The 6-year-old boy died on Jan. 11, but hospital officials did not report the incident to the state until March 29, a June 26 Health Department report on the case states. (Date of report listed in drop-down menu.)

The hospital was cited for failing to report the unexpected death to state officials within 24 hours, as required by state law, and for failure to meet care standards.

When a doctor checked the child at around 10 a.m. on Jan. 11, the child showed no vital signs, and his temperature was 107.6 degrees, the report states. His temperature had not been recorded for more than 10 hours before that, and the doctor determined the heating device, known as a Bair Hugger, “had been on high all night.”

The average body temperature for a human being is 98.6 degrees.

Hershey Med officials released a statement in which they said they only became aware of the incident on March 3, after the Pennsylvania Patient Safety Authority received an anonymous employee letter about the child’s death.

The hospital also says it already has taken corrective action, as required by the state.

Names of the patients and staff involved in the case are not disclosed in the reports.


According to the state and hospital reports:

• The child arrived in Hershey Med’s emergency department at 2:51 p.m. on Jan. 10, with a temperature of 89.4 degrees.

• A Bair Hugger was applied to the patient, who “was brought to our emergency department for low body temperature and presumed sepsis,” or a blood infection, Hershey Med stated. The device uses forced hot air to raise a patient’s temperature.

• The child’s temperature was taken four more times, through 12:14 a.m. Jan. 11, when it was 98.0 degrees, the state report says.

That was consistent with medical center policy requiring temperatures of patients under heating or cooling devices to be checked at least every two hours.

• There were no other temperatures documented until 10:22 a.m. on Jan. 11. A doctor found the boy with no vital signs and a temperature of 107.6, the state reports.

“Investigation into this matter revealed that an agency nurse was overseeing the child’s care during the 10-hour gap in temperature documentation, and no one involved in the child’s care reported the incident to our Patient Safety Department or submitted a report through our reporting system,” Hershey Med stated.

• The child was transferred to the pediatric intensive care unit, but died at 5:39 p.m. that day.

Probe and response

News of the incident and response was first reported by medical reporter and blogger Walter F. Roche Jr. last week.

State officials began an investigation on April 12, and ordered Hershey Med to undertake immediate corrective actions, including those related to monitoring patients under heating and cooling devices.

Hershey Med took action the following day, the state reported.

Hospital officials say they also responded to the state’s formal notice of citations, issued on June 26.

“This situation raised serious issues, and our response has been equally serious,” the hospital’s statement indicates.

“As an organization that holds itself accountable for providing the highest quality care while protecting the safety of patients, employees and visitors, we recognize this situation as an unacceptable failure. We expect more of ourselves as a system and as individuals committed to the highest standards of care for each person we serve,” Hershey Med continued.
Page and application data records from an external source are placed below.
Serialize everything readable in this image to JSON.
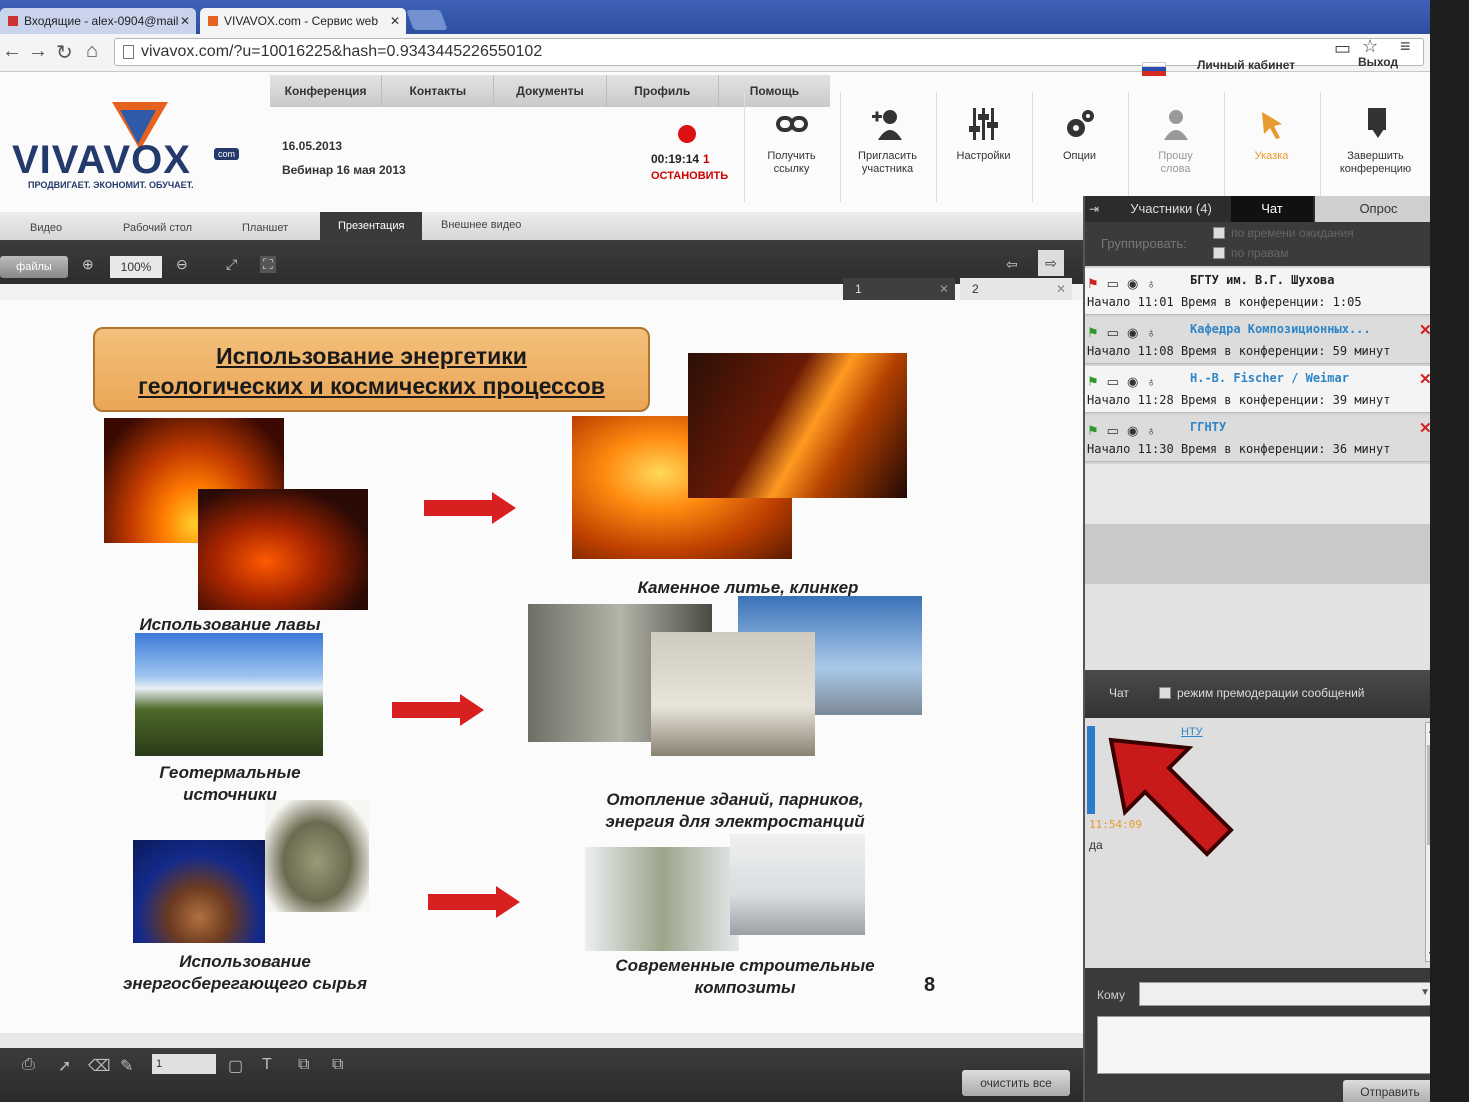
{
  "browser": {
    "tabs": [
      {
        "label": "Входящие - alex-0904@mail",
        "active": false
      },
      {
        "label": "VIVAVOX.com - Сервис web",
        "active": true
      }
    ],
    "url": "vivavox.com/?u=10016225&hash=0.9343445226550102"
  },
  "header": {
    "menu": [
      "Конференция",
      "Контакты",
      "Документы",
      "Профиль",
      "Помощь"
    ],
    "cabinet_link": "Личный кабинет",
    "logout_link": "Выход",
    "logo_word": "VIVAVOX",
    "logo_suffix": "com",
    "logo_slogan": "ПРОДВИГАЕТ. ЭКОНОМИТ. ОБУЧАЕТ.",
    "date": "16.05.2013",
    "event": "Вебинар 16 мая 2013",
    "timer": "00:19:14",
    "timer_count": "1",
    "stop_label": "ОСТАНОВИТЬ",
    "tools": [
      {
        "line1": "Получить",
        "line2": "ссылку",
        "icon": "link-icon"
      },
      {
        "line1": "Пригласить",
        "line2": "участника",
        "icon": "add-user-icon"
      },
      {
        "line1": "Настройки",
        "line2": "",
        "icon": "sliders-icon"
      },
      {
        "line1": "Опции",
        "line2": "",
        "icon": "gears-icon"
      },
      {
        "line1": "Прошу",
        "line2": "слова",
        "icon": "request-word-icon"
      },
      {
        "line1": "Указка",
        "line2": "",
        "icon": "pointer-icon"
      },
      {
        "line1": "Завершить",
        "line2": "конференцию",
        "icon": "end-conference-icon"
      }
    ]
  },
  "viewtabs": [
    "Видео",
    "Рабочий стол",
    "Планшет",
    "Презентация",
    "Внешнее видео"
  ],
  "toolbar": {
    "files": "файлы",
    "zoom": "100%"
  },
  "pages": [
    "1",
    "2"
  ],
  "slide": {
    "title_line1": "Использование энергетики",
    "title_line2": "геологических и космических процессов",
    "cap_lava": "Использование лавы",
    "cap_casting": "Каменное литье, клинкер",
    "cap_geo1": "Геотермальные",
    "cap_geo2": "источники",
    "cap_heat1": "Отопление зданий, парников,",
    "cap_heat2": "энергия для электростанций",
    "cap_raw1": "Использование",
    "cap_raw2": "энергосберегающего сырья",
    "cap_comp1": "Современные строительные",
    "cap_comp2": "композиты",
    "number": "8"
  },
  "draw": {
    "clear": "очистить все",
    "size": "1"
  },
  "panel": {
    "tab_participants": "Участники (4)",
    "tab_chat": "Чат",
    "tab_poll": "Опрос",
    "group_label": "Группировать:",
    "group_opt1": "по времени ожидания",
    "group_opt2": "по правам",
    "participants": [
      {
        "name": "БГТУ им. В.Г. Шухова",
        "start": "Начало 11:01",
        "time": "Время в конференции: 1:05"
      },
      {
        "name": "Кафедра Композиционных...",
        "start": "Начало 11:08",
        "time": "Время в конференции: 59 минут"
      },
      {
        "name": "H.-B. Fischer / Weimar",
        "start": "Начало 11:28",
        "time": "Время в конференции: 39 минут"
      },
      {
        "name": "ГГНТУ",
        "start": "Начало 11:30",
        "time": "Время в конференции: 36 минут"
      }
    ],
    "chat_label": "Чат",
    "premod_label": "режим премодерации сообщений",
    "chat_link": "НТУ",
    "chat_time": "11:54:09",
    "chat_msg": "да",
    "to_label": "Кому",
    "send": "Отправить"
  }
}
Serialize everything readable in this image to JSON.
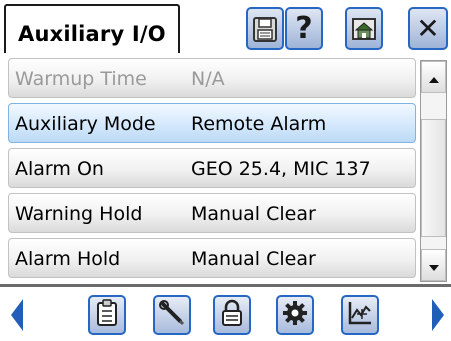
{
  "header": {
    "title": "Auxiliary I/O",
    "buttons": [
      {
        "icon": "save-icon"
      },
      {
        "icon": "help-icon",
        "glyph": "?"
      },
      {
        "icon": "home-icon"
      },
      {
        "icon": "close-icon",
        "glyph": "✕"
      }
    ]
  },
  "rows": [
    {
      "name": "Warmup Time",
      "value": "N/A",
      "state": "disabled"
    },
    {
      "name": "Auxiliary Mode",
      "value": "Remote Alarm",
      "state": "selected"
    },
    {
      "name": "Alarm On",
      "value": "GEO 25.4, MIC 137",
      "state": "normal"
    },
    {
      "name": "Warning Hold",
      "value": "Manual Clear",
      "state": "normal"
    },
    {
      "name": "Alarm Hold",
      "value": "Manual Clear",
      "state": "normal"
    }
  ],
  "scrollbar": {
    "up_icon": "arrow-up-icon",
    "down_icon": "arrow-down-icon"
  },
  "bottom_nav": {
    "left_icon": "chevron-left-icon",
    "right_icon": "chevron-right-icon",
    "buttons": [
      "clipboard-icon",
      "wrench-icon",
      "lock-icon",
      "gear-icon",
      "chart-icon"
    ]
  },
  "colors": {
    "accent": "#2767c4",
    "selected_row": "#cfe5fb",
    "disabled_text": "#9a9a9a"
  }
}
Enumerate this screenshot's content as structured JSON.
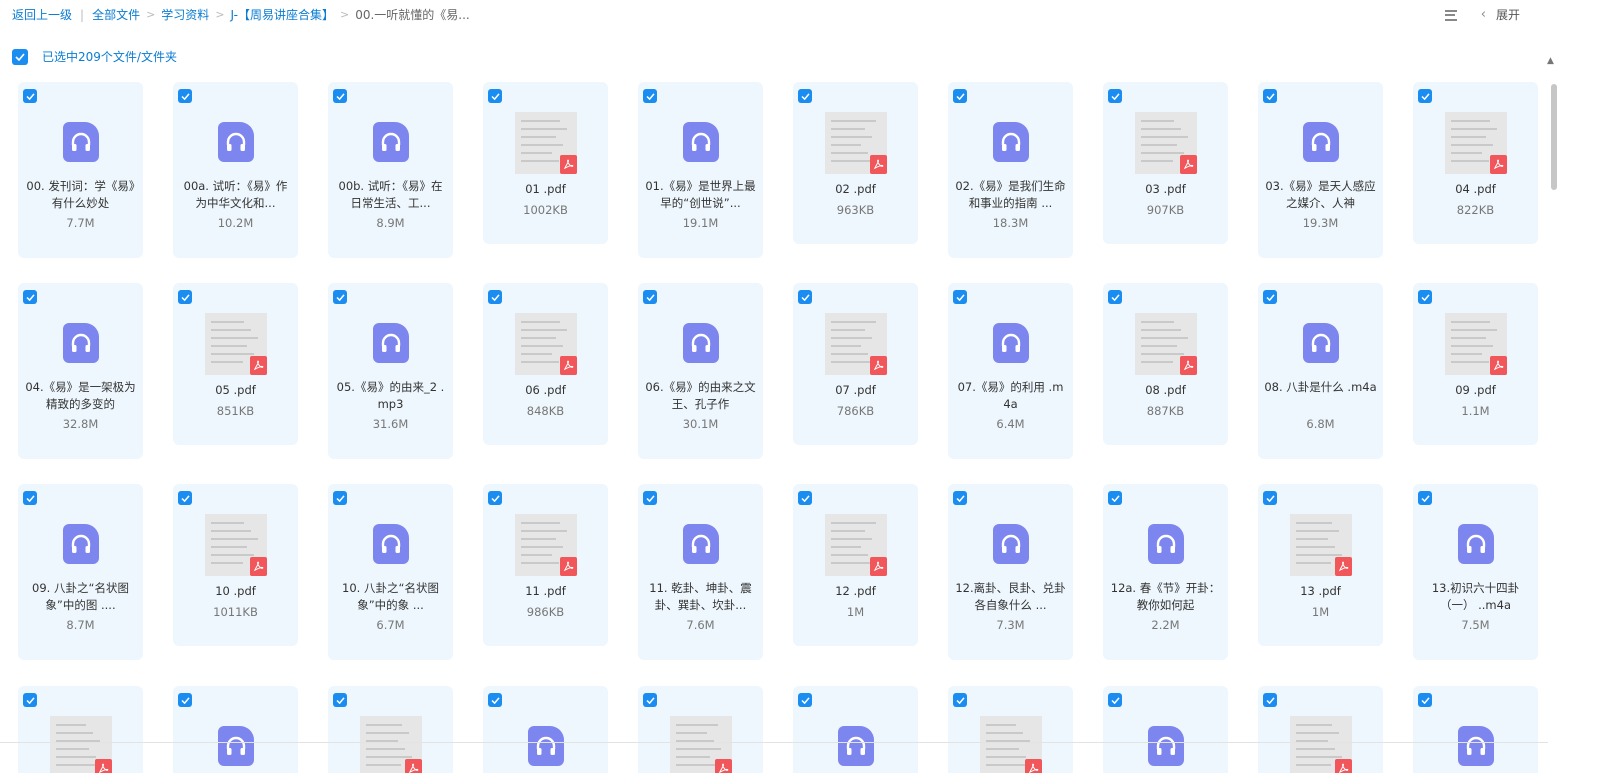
{
  "breadcrumb": {
    "back": "返回上一级",
    "items": [
      "全部文件",
      "学习资料",
      "J-【周易讲座合集】",
      "00.一听就懂的《易..."
    ]
  },
  "toolbar": {
    "expand_label": "展开"
  },
  "selection": {
    "text": "已选中209个文件/文件夹"
  },
  "colors": {
    "accent": "#1b8df0",
    "audio_icon": "#7d86ef",
    "pdf_badge": "#f0565a",
    "card_bg": "#eef7fd"
  },
  "files": [
    {
      "type": "audio",
      "name": "00. 发刊词：学《易》有什么妙处",
      "size": "7.7M"
    },
    {
      "type": "audio",
      "name": "00a. 试听：《易》作为中华文化和...",
      "size": "10.2M"
    },
    {
      "type": "audio",
      "name": "00b. 试听：《易》在日常生活、工...",
      "size": "8.9M"
    },
    {
      "type": "pdf",
      "name": "01 .pdf",
      "size": "1002KB"
    },
    {
      "type": "audio",
      "name": "01.《易》是世界上最早的“创世说”...",
      "size": "19.1M"
    },
    {
      "type": "pdf",
      "name": "02 .pdf",
      "size": "963KB"
    },
    {
      "type": "audio",
      "name": "02.《易》是我们生命和事业的指南 ...",
      "size": "18.3M"
    },
    {
      "type": "pdf",
      "name": "03 .pdf",
      "size": "907KB"
    },
    {
      "type": "audio",
      "name": "03.《易》是天人感应之媒介、人神",
      "size": "19.3M"
    },
    {
      "type": "pdf",
      "name": "04 .pdf",
      "size": "822KB"
    },
    {
      "type": "audio",
      "name": "04.《易》是一架极为精致的多变的",
      "size": "32.8M"
    },
    {
      "type": "pdf",
      "name": "05 .pdf",
      "size": "851KB"
    },
    {
      "type": "audio",
      "name": "05.《易》的由来_2 .mp3",
      "size": "31.6M"
    },
    {
      "type": "pdf",
      "name": "06 .pdf",
      "size": "848KB"
    },
    {
      "type": "audio",
      "name": "06.《易》的由来之文王、孔子作",
      "size": "30.1M"
    },
    {
      "type": "pdf",
      "name": "07 .pdf",
      "size": "786KB"
    },
    {
      "type": "audio",
      "name": "07.《易》的利用 .m4a",
      "size": "6.4M"
    },
    {
      "type": "pdf",
      "name": "08 .pdf",
      "size": "887KB"
    },
    {
      "type": "audio",
      "name": "08. 八卦是什么 .m4a",
      "size": "6.8M"
    },
    {
      "type": "pdf",
      "name": "09 .pdf",
      "size": "1.1M"
    },
    {
      "type": "audio",
      "name": "09. 八卦之“名状图象”中的图 ....",
      "size": "8.7M"
    },
    {
      "type": "pdf",
      "name": "10 .pdf",
      "size": "1011KB"
    },
    {
      "type": "audio",
      "name": "10. 八卦之“名状图象”中的象 ...",
      "size": "6.7M"
    },
    {
      "type": "pdf",
      "name": "11 .pdf",
      "size": "986KB"
    },
    {
      "type": "audio",
      "name": "11. 乾卦、坤卦、震卦、巽卦、坎卦...",
      "size": "7.6M"
    },
    {
      "type": "pdf",
      "name": "12 .pdf",
      "size": "1M"
    },
    {
      "type": "audio",
      "name": "12.离卦、艮卦、兑卦各自象什么 ...",
      "size": "7.3M"
    },
    {
      "type": "audio",
      "name": "12a. 春《节》开卦：教你如何起",
      "size": "2.2M"
    },
    {
      "type": "pdf",
      "name": "13 .pdf",
      "size": "1M"
    },
    {
      "type": "audio",
      "name": "13.初识六十四卦（一） ..m4a",
      "size": "7.5M"
    },
    {
      "type": "pdf",
      "name": "",
      "size": ""
    },
    {
      "type": "audio",
      "name": "",
      "size": ""
    },
    {
      "type": "pdf",
      "name": "",
      "size": ""
    },
    {
      "type": "audio",
      "name": "",
      "size": ""
    },
    {
      "type": "pdf",
      "name": "",
      "size": ""
    },
    {
      "type": "audio",
      "name": "",
      "size": ""
    },
    {
      "type": "pdf",
      "name": "",
      "size": ""
    },
    {
      "type": "audio",
      "name": "",
      "size": ""
    },
    {
      "type": "pdf",
      "name": "",
      "size": ""
    },
    {
      "type": "audio",
      "name": "",
      "size": ""
    }
  ]
}
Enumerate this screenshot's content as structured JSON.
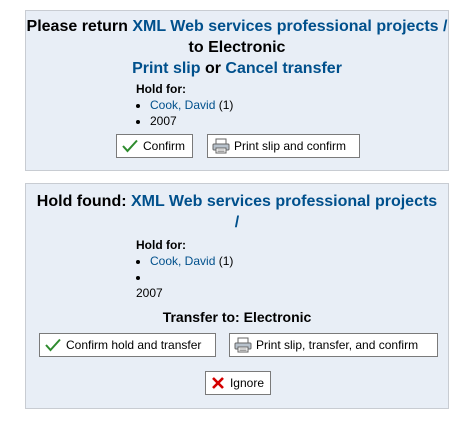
{
  "return_panel": {
    "heading_prefix": "Please return",
    "title_link": "XML Web services professional projects /",
    "heading_to": "to Electronic",
    "print_slip_link": "Print slip",
    "or_text": "or",
    "cancel_transfer_link": "Cancel transfer",
    "hold_for_label": "Hold for:",
    "patron_name": "Cook, David",
    "patron_count": "(1)",
    "year": "2007",
    "confirm_label": "Confirm",
    "print_confirm_label": "Print slip and confirm"
  },
  "hold_panel": {
    "heading_prefix": "Hold found:",
    "title_link_line1": "XML Web services professional projects",
    "title_link_line2": "/",
    "hold_for_label": "Hold for:",
    "patron_name": "Cook, David",
    "patron_count": "(1)",
    "year": "2007",
    "transfer_to": "Transfer to: Electronic",
    "confirm_transfer_label": "Confirm hold and transfer",
    "print_transfer_label": "Print slip, transfer, and confirm",
    "ignore_label": "Ignore"
  },
  "icons": {
    "confirm": "check-icon",
    "print": "printer-icon",
    "ignore": "x-icon"
  },
  "colors": {
    "link": "#00508c",
    "panel_bg": "#e8eef6",
    "check": "#2e8b2e",
    "ignore": "#d40000"
  }
}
“We have responded with the utmost of focus and determination to do better. During the DOH on-site investigation, we immediately developed a corrective plan of action for each issue identified. Just as importantly, we launched our own investigation to determine what happened, how it happened and how to prevent it from ever occurring again.”

Roger DuPuis
Roger DuPuis covers Cumberland County, health care, transportation, distribution, energy and environment. Have a tip or question for him? Email him at [email protected].

Business Events

Diversity, Equity and Inclusion Summit

Wednesday, March 30, 2022
Diversity, Equity and Inclusion Summit

Healthcare Heroes

Thursday, April 07, 2022
Healthcare Heroes

Nonprofit Innovation Awards

Thursday, May 19, 2022
Nonprofit Innovation Awards

Women of Influence

Thursday, June 23, 2022
Women of Influence